The secretary of the Army, the former secretary of the Navy and the former chief of the Small Business Administration are among 24 witnesses who may be called by prosecutors to testify about alleged lobbying violations involving Lyn Nofziger, President Reagan's former political director, it was disclosed Monday at the opening of Nofziger's federal court trial.
The three past and present Reagan Administration officials will round out a list of witnesses headed by Atty. Gen. Edwin Meese III, who prosecutors previously announced will be summoned. Nofziger is charged with four ethics violations in connection with his post-government lobbying for Wedtech Corp., a scandal-rocked defense contractor, and two other clients.
Nofziger, 63, sporting his traditional rumpled look and wearing a trademark Mickey Mouse necktie around an unbuttoned collar, shook hands with spectators and declared: "I think we're going to win this thing."
U.S. District Judge Thomas A. Flannery began the laborious process of selecting a jury, which is expected to take three to four days. Potential jurors were asked to answer a 10-page questionnaire on their occupations, backgrounds and political attitudes, a form that included the question: "Have you or any relative or close friend ever had a stroke? If so, please explain."
Nofziger's attorneys have said that their client will defend himself against one ethics charge--that he wrote a letter on behalf of Wedtech to then-White House aide James E. Jenkins in May, 1982--on grounds that Nofziger had just been released from the hospital after suffering a stroke. Nofziger does not recall sending such a letter and does not believe that the purported signature is his, the lawyers said.
Federal conflict-of-interest laws forbid former high government officials such as Nofziger to contact former close colleagues on behalf of a business client for 12 months after leaving federal service.
The four lobbying charges facing Nofziger all occurred during 1982, soon after he resigned as White House director of political affairs in January of that year. Two of his approaches involved military contracts for Wedtech and the others involved Fairchild Industries Inc., another military contractor, and the Marine Engineers Beneficial Assn., a maritime union, according to his indictment.
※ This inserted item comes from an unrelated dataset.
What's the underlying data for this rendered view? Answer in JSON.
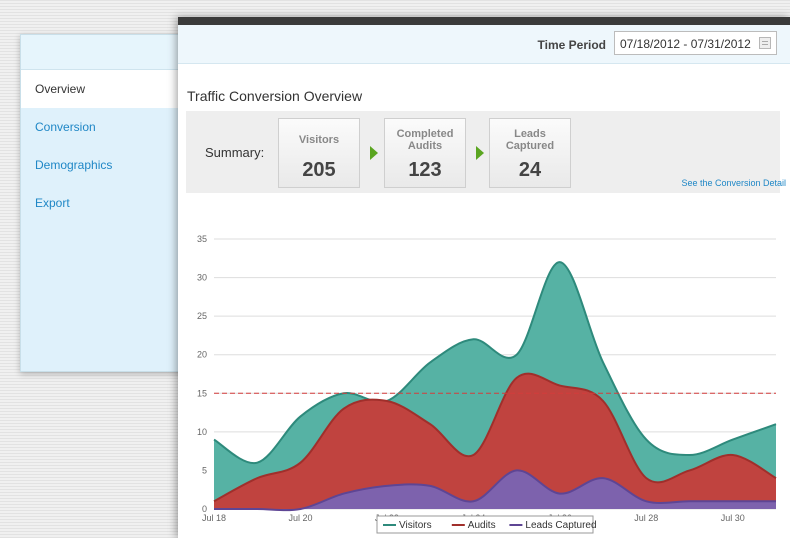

If convicted on all counts, he could face maximum punishment of eight years in prison and $40,000 in fines. Nofziger is being tried along with his business partner, Mark A. Bragg, who faces a lesser charge of aiding and abetting one of Nofziger's lobbying contacts for the now-bankrupt Wedtech.
More than 16 persons have been accused of or have pleaded guilty to committing criminal wrongdoing related to Wedtech's efforts to buy influence with the Reagan Administration as it sought large military contracts.
Army Secretary John O. Marsh Jr. is expected to testify about Nofziger's successful attempt, through White House officials, to obtain a no-bid $32-million Army engine contract for the small Bronx-based firm. Former Navy Secretary John F. Lehman Jr. is scheduled to testify similarly about a major Navy pontoon contract awarded to the firm.
Former SBA Administrator James C. Sanders is on the prosecution's witness list to answer questions about the relationship of Nofziger's White House lobbying to the agency's decision to grant financial aid to Wedtech as a purported minority-owned business. Four Wedtech officials are facing fraud charges on grounds that the "minority" contention was untrue.
Meese, who was White House counselor in 1982, and two aides at the time--Jenkins and Craig Fuller--are apparently on the witness list to testify about a White House meeting arranged by Meese's office that included SBA and Wedtech officials, along with representatives of the Army.